■ The task ■
I need every line of the material below that includes the string "pioneeryi".

# # # # # # #

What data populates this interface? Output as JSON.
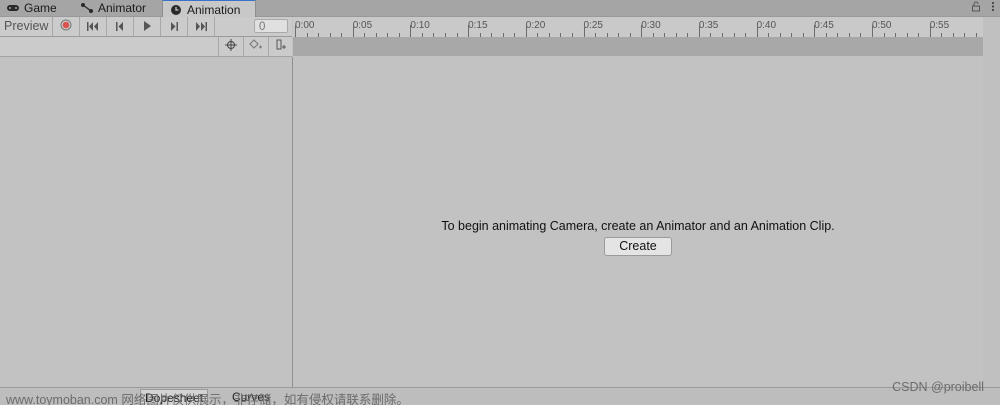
{
  "tabs": [
    {
      "label": "Game",
      "icon": "gamepad-icon"
    },
    {
      "label": "Animator",
      "icon": "animator-graph-icon"
    },
    {
      "label": "Animation",
      "icon": "animation-clock-icon",
      "active": true
    }
  ],
  "toolbar": {
    "preview_label": "Preview",
    "frame_value": "0"
  },
  "ruler": {
    "ticks": [
      "0:00",
      "0:05",
      "0:10",
      "0:15",
      "0:20",
      "0:25",
      "0:30",
      "0:35",
      "0:40",
      "0:45",
      "0:50",
      "0:55"
    ]
  },
  "main": {
    "message": "To begin animating Camera, create an Animator and an Animation Clip.",
    "create_label": "Create"
  },
  "bottom": {
    "dopesheet_label": "Dopesheet",
    "curves_label": "Curves"
  },
  "watermark": {
    "left": "www.toymoban.com 网络图片仅供展示，非存储，如有侵权请联系删除。",
    "right": "CSDN @proibell"
  },
  "colors": {
    "tab_accent": "#3a72c9",
    "record": "#d9534f"
  }
}
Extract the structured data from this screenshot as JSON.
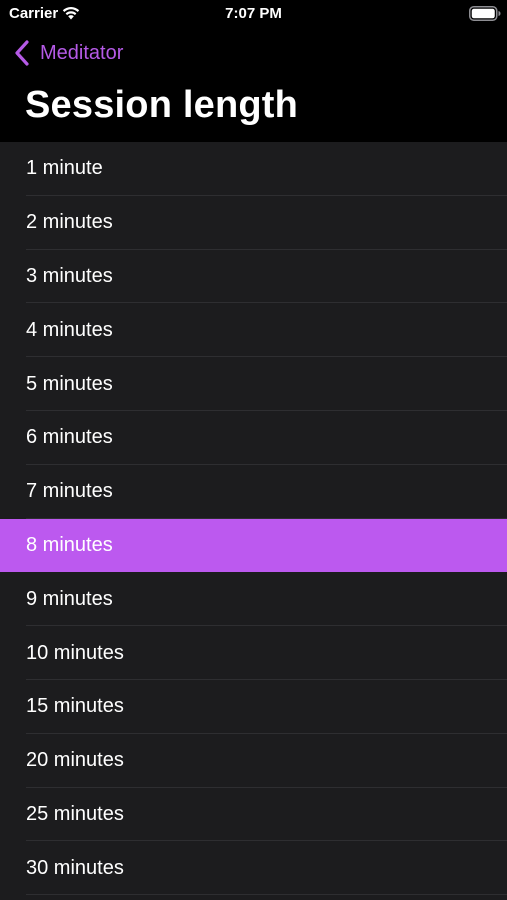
{
  "status_bar": {
    "carrier": "Carrier",
    "time": "7:07 PM",
    "wifi_icon": "wifi-icon",
    "battery_icon": "battery-icon"
  },
  "nav": {
    "back_label": "Meditator",
    "back_icon": "chevron-left-icon",
    "title": "Session length"
  },
  "colors": {
    "accent": "#b55ae6",
    "selected_row": "#bc59ef",
    "list_background": "#1c1c1e",
    "background": "#000000"
  },
  "options": [
    {
      "label": "1 minute",
      "selected": false
    },
    {
      "label": "2 minutes",
      "selected": false
    },
    {
      "label": "3 minutes",
      "selected": false
    },
    {
      "label": "4 minutes",
      "selected": false
    },
    {
      "label": "5 minutes",
      "selected": false
    },
    {
      "label": "6 minutes",
      "selected": false
    },
    {
      "label": "7 minutes",
      "selected": false
    },
    {
      "label": "8 minutes",
      "selected": true
    },
    {
      "label": "9 minutes",
      "selected": false
    },
    {
      "label": "10 minutes",
      "selected": false
    },
    {
      "label": "15 minutes",
      "selected": false
    },
    {
      "label": "20 minutes",
      "selected": false
    },
    {
      "label": "25 minutes",
      "selected": false
    },
    {
      "label": "30 minutes",
      "selected": false
    }
  ]
}
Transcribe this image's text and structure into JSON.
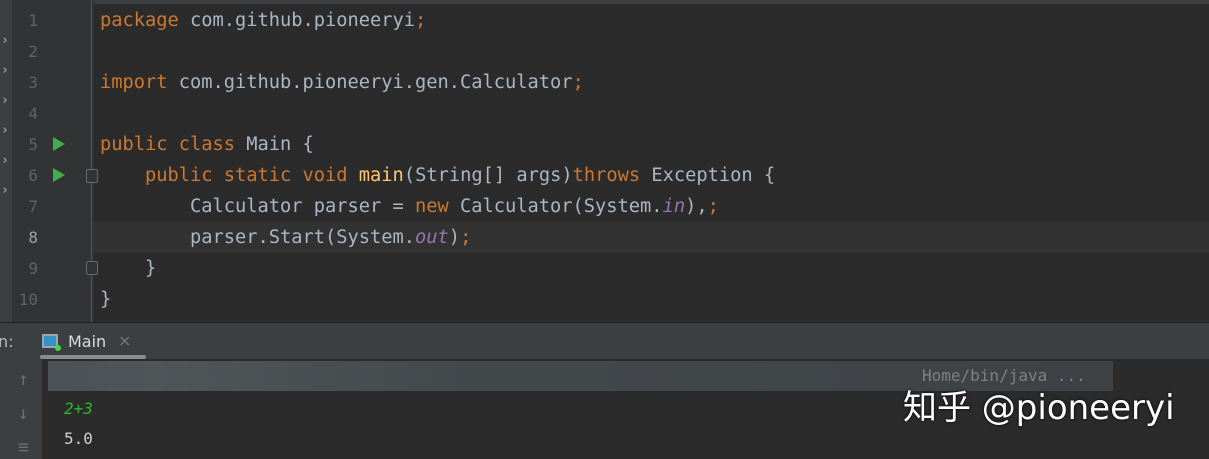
{
  "editor": {
    "line_numbers": [
      "1",
      "2",
      "3",
      "4",
      "5",
      "6",
      "7",
      "8",
      "9",
      "10"
    ],
    "current_line": "8",
    "lines": [
      [
        [
          "kw",
          "package "
        ],
        [
          "",
          "com.github.pioneeryi"
        ],
        [
          "kw",
          ";"
        ]
      ],
      [],
      [
        [
          "kw",
          "import "
        ],
        [
          "",
          "com.github.pioneeryi.gen.Calculator"
        ],
        [
          "kw",
          ";"
        ]
      ],
      [],
      [
        [
          "kw",
          "public class "
        ],
        [
          "",
          "Main {"
        ]
      ],
      [
        [
          "",
          "    "
        ],
        [
          "kw",
          "public static void "
        ],
        [
          "fn",
          "main"
        ],
        [
          "",
          "(String[] args)"
        ],
        [
          "kw",
          "throws "
        ],
        [
          "",
          "Exception {"
        ]
      ],
      [
        [
          "",
          "        Calculator parser = "
        ],
        [
          "kw",
          "new "
        ],
        [
          "",
          "Calculator(System."
        ],
        [
          "st",
          "in"
        ],
        [
          "",
          "),"
        ],
        [
          "kw",
          ";"
        ]
      ],
      [
        [
          "",
          "        parser.Start(System."
        ],
        [
          "st",
          "out"
        ],
        [
          "",
          ")"
        ],
        [
          "kw",
          ";"
        ]
      ],
      [
        [
          "",
          "    }"
        ]
      ],
      [
        [
          "",
          "}"
        ]
      ]
    ]
  },
  "run_panel": {
    "label": "n:",
    "tab_label": "Main",
    "close": "×",
    "command_tail": "Home/bin/java ...",
    "input_echo": "2+3",
    "output": "5.0"
  },
  "watermark": "知乎 @pioneeryi",
  "colors": {
    "keyword": "#cc7832",
    "method": "#ffc66d",
    "static_field": "#9876aa",
    "text": "#a9b7c6",
    "input": "#2fb52f"
  }
}
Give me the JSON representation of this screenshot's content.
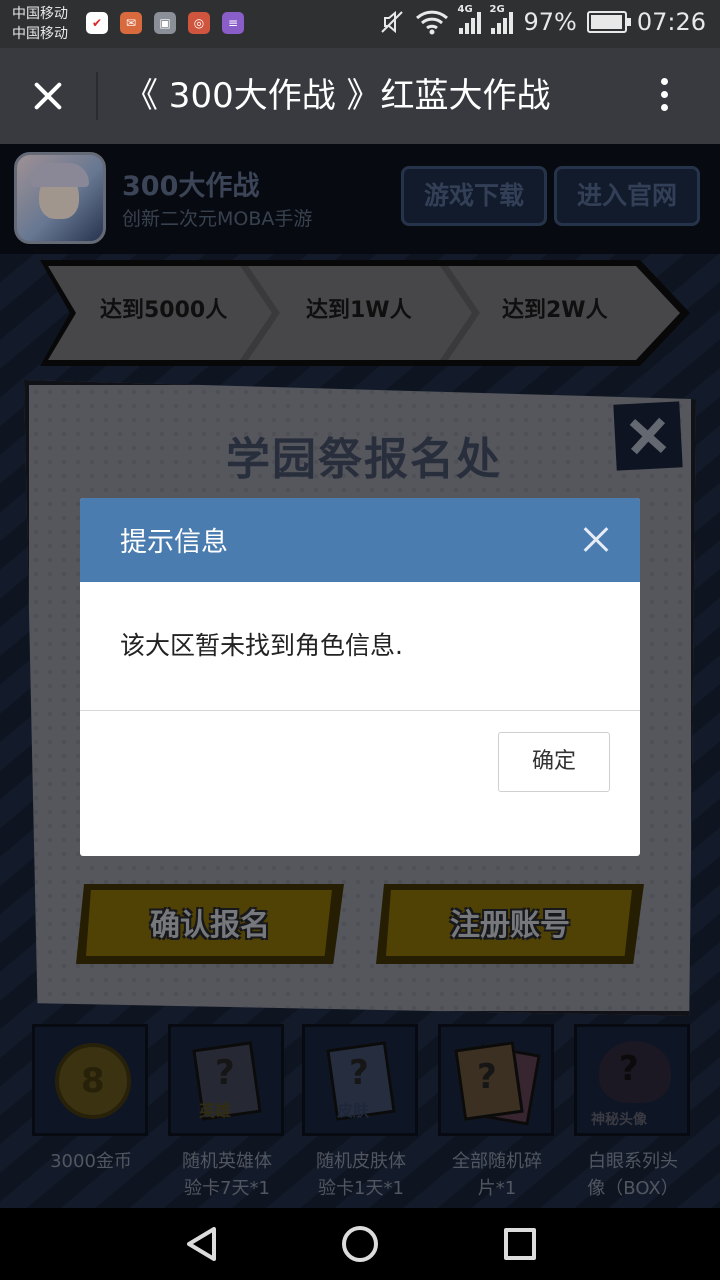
{
  "status_bar": {
    "carrier_1": "中国移动",
    "carrier_2": "中国移动",
    "network_1": "4G",
    "network_2": "2G",
    "battery": "97%",
    "time": "07:26"
  },
  "title_bar": {
    "title": "《 300大作战 》红蓝大作战"
  },
  "game_header": {
    "name": "300大作战",
    "subtitle": "创新二次元MOBA手游",
    "download_label": "游戏下载",
    "official_label": "进入官网"
  },
  "progress": {
    "steps": [
      "达到5000人",
      "达到1W人",
      "达到2W人"
    ]
  },
  "registration": {
    "title": "学园祭报名处",
    "confirm_label": "确认报名",
    "register_label": "注册账号"
  },
  "rewards": [
    {
      "label": "3000金币",
      "icon": "gold-coin-icon"
    },
    {
      "label": "随机英雄体\n验卡7天*1",
      "icon": "hero-card-icon",
      "card_text": "英雄"
    },
    {
      "label": "随机皮肤体\n验卡1天*1",
      "icon": "skin-card-icon",
      "card_text": "皮肤"
    },
    {
      "label": "全部随机碎\n片*1",
      "icon": "fragment-cards-icon"
    },
    {
      "label": "白眼系列头\n像（BOX）",
      "icon": "mystery-avatar-icon",
      "card_text": "神秘头像"
    }
  ],
  "dialog": {
    "title": "提示信息",
    "message": "该大区暂未找到角色信息.",
    "ok_label": "确定"
  },
  "colors": {
    "dialog_header": "#4a7cb0",
    "title_bar": "#393a3f",
    "status_bar": "#2f3032"
  }
}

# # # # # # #

■ Answer for this exercise ■
          "com.github.pioneeryi"
          "com.github.pioneeryi.gen.Calculator"
  "watermark": "知乎 @pioneeryi",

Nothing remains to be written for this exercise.